See how well you know  your food.

Test yourself......





Flavours of Spring, NSW Southern Highlands, October 4-6

Fair Food Week, many places in Australia, October 10-19

Taste of Melbourne, 13-16 November

Margaret River Gourmet Escape, WA, November 21-23




Here's a quick and hearty dessert for a cool evening.

Mother's favourite....


DISCOVER the WINNERS in this year's ABC.delicious Fine Food Awards.


Drum are the results




Maille mustard has been a leader worldwide since 1747. Now it is in Australia!

Find out more....


New blog on the block!

World Baking where Sally shares breads of a country on its own National Day.



SBS's Feast magazine is out again, full of stunning recipes.

Learn more...


Need a coffee????


330 of Sydney's BEST cafes in this HUGELY POPULAR iPhone and iPad app!

... read more

NOW ALSO available on Android

 visit the blog and hear the good news! 

Hear a podcast


For a quick trip to France, this suburban Sydney bistro is your answer.

See where it is....








SEPTEMBER food-related events worldwide.



Magical, mystical Morocco with Nadine Abensur, an expert who knows and loves the local food!

Be quick for this one!


Queensland has whales too...

....and they are helping research!



Let's go WHALE spotting in Sydney!


They're migrating NOW!



Discover Cape Town's romantic side. 

Find out more....


NSW's Central West has TEN great Food and Wine experiences for the cooler months.

Check these out!


Where better to take a French cookery course.....

...than in Paris?

Taste Miami with someone who knows.

See how to do it...

Shopping in Paris is great fun - but you might need some help...

...and not just with carrying your purchases!

Find out more.....


JOIN US on a food and wine  tour of Languedoc-Roussillon & the Midi Pyrenees this year!

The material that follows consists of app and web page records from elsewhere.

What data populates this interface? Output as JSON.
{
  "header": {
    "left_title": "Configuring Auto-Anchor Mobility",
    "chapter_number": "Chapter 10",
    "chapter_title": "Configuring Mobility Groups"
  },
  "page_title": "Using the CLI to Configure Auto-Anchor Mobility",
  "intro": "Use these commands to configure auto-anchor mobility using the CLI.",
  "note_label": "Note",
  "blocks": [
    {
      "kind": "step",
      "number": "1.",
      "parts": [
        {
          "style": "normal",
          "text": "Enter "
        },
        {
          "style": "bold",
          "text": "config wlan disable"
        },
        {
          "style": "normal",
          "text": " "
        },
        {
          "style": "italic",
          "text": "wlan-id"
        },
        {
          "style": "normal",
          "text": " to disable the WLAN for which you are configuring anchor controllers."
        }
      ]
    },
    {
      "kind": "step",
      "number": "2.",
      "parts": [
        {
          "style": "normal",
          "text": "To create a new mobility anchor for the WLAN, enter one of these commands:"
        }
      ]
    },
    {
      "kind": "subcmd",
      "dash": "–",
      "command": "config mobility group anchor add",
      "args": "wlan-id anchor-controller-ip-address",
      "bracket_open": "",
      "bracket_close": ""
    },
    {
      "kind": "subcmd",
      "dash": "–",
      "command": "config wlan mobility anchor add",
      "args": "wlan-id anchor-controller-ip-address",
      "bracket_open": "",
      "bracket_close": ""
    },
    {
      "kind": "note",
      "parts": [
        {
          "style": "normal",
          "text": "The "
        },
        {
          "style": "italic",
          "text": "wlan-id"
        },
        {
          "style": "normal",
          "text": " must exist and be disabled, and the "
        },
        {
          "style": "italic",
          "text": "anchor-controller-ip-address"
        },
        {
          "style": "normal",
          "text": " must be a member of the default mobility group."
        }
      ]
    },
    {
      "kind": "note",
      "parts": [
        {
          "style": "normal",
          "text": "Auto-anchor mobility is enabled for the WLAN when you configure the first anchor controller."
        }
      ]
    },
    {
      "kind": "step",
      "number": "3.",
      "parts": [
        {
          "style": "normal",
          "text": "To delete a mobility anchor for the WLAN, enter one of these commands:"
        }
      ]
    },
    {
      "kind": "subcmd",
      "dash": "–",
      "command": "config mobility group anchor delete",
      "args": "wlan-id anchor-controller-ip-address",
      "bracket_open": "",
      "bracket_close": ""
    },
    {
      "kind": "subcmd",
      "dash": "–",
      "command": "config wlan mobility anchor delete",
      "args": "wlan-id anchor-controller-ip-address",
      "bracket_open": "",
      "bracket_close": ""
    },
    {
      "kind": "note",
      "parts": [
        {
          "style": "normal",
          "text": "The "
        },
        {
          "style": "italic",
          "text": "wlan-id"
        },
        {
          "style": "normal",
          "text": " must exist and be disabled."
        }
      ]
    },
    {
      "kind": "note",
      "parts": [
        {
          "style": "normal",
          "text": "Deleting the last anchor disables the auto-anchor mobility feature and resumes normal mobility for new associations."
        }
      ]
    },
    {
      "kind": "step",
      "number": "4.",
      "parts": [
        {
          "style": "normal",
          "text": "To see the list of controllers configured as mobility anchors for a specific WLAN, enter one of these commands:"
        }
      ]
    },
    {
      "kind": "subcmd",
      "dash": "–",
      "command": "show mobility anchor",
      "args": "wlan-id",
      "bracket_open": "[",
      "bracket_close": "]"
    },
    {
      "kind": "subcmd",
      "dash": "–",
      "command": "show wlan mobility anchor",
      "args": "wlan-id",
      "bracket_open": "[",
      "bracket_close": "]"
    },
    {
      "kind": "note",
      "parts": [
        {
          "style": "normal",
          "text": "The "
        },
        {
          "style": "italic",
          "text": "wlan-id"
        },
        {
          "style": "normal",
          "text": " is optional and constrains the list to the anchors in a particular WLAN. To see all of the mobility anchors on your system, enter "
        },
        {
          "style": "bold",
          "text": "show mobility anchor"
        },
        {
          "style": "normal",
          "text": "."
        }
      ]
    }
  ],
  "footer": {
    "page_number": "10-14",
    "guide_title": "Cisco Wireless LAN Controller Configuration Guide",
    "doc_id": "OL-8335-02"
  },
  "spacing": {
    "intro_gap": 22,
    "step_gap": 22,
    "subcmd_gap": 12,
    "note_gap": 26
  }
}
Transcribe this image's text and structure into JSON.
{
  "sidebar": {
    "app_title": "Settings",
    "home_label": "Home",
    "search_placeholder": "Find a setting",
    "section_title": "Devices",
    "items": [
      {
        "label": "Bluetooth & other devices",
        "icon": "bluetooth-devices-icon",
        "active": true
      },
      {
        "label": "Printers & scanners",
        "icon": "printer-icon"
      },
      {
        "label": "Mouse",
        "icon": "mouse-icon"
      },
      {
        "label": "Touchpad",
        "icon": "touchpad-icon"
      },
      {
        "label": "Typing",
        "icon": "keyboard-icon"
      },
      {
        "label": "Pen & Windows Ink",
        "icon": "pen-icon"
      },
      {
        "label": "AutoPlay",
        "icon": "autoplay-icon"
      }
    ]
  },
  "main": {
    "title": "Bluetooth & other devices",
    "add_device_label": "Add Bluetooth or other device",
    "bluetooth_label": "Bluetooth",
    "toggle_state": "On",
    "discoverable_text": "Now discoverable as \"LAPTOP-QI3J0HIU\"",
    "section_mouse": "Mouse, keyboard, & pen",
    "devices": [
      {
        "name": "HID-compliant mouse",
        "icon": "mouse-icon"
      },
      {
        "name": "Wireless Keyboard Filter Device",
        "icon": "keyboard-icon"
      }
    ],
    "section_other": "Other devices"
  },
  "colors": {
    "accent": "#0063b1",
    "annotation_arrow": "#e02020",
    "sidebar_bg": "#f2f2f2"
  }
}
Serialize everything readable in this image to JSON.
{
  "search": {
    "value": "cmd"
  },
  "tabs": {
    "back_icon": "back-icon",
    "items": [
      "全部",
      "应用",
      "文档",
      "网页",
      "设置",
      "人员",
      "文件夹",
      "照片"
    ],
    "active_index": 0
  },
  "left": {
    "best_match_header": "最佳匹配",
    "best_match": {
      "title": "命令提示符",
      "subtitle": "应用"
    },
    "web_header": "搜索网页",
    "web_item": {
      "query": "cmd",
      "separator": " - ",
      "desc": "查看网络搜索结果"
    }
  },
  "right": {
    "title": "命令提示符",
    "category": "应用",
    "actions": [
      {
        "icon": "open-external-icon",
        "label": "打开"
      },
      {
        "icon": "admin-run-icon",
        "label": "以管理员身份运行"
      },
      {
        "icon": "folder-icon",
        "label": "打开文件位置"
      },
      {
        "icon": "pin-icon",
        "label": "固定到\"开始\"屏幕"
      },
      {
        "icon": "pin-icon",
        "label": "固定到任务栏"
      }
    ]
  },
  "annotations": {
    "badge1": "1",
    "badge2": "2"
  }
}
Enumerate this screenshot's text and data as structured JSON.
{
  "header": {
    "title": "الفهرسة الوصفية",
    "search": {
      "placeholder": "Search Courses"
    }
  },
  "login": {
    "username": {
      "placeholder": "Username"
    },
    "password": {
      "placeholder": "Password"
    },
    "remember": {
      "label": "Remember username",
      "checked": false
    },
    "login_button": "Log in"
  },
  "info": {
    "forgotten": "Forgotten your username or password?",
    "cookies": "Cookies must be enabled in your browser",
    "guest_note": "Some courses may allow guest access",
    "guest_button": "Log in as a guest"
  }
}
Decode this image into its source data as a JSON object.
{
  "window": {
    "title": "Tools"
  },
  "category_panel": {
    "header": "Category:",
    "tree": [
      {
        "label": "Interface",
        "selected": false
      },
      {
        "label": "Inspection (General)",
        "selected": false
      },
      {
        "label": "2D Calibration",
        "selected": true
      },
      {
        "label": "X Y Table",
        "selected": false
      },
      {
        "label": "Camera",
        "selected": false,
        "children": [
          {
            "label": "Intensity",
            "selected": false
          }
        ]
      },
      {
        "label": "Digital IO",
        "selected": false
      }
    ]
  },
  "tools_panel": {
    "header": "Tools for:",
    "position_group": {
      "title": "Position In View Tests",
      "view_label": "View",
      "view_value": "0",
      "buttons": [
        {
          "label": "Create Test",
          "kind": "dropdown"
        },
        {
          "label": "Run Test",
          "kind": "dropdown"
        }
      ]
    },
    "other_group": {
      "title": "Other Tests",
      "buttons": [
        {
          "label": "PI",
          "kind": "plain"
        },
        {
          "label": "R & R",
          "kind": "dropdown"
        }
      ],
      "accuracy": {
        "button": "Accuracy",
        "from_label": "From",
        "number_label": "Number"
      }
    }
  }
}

Now you can travel and pick up some artistic skills - and enjoy Italian cuisine.

...find out where

Here is the answer for food and wine lovers travelling around Australia.

Read more....

Planning on visiting Rio this year for the FIFA World Cup?

Find out how to save money on accommodation...


Find out about the (sometimes colourful) past of  Australia's first city:

slhlogoiPhone and iPad App packed with information and pics. what has made Sydney the great city it is.

BUY IT NOW on iTunes here

or for Android  here!

Newcastle, NSW, has lots planned for this year.

See what....scroll to the bottom of the past.

Now is the harvest festival season in Australia.

See what Victoria has planned...

A year of fabulous food festivals is ahead in 2014 for Britain!

Find out when and where....

Scotland has a lot planned for 2014.

And they're inviting everyone!

What's happening in Rome this month....

Check it out here...

Uncover Spain with an expert chef.

Read more.....

Glasgow says it's game to host the Commonwealth Games this year.

See what is planned!

Meet the world's most famous mermaid - now over 100 years old!

Read more.....



Contributes to:


Sally, and Gordon Hammond also operate the Australian Regional Food Guide Web site. This comprehensive directory is a great resource for everything that is happening in the regional food scene in Australia. Make sure you visit and bookmark this site. Subscribe to the ARFG Newsletter too.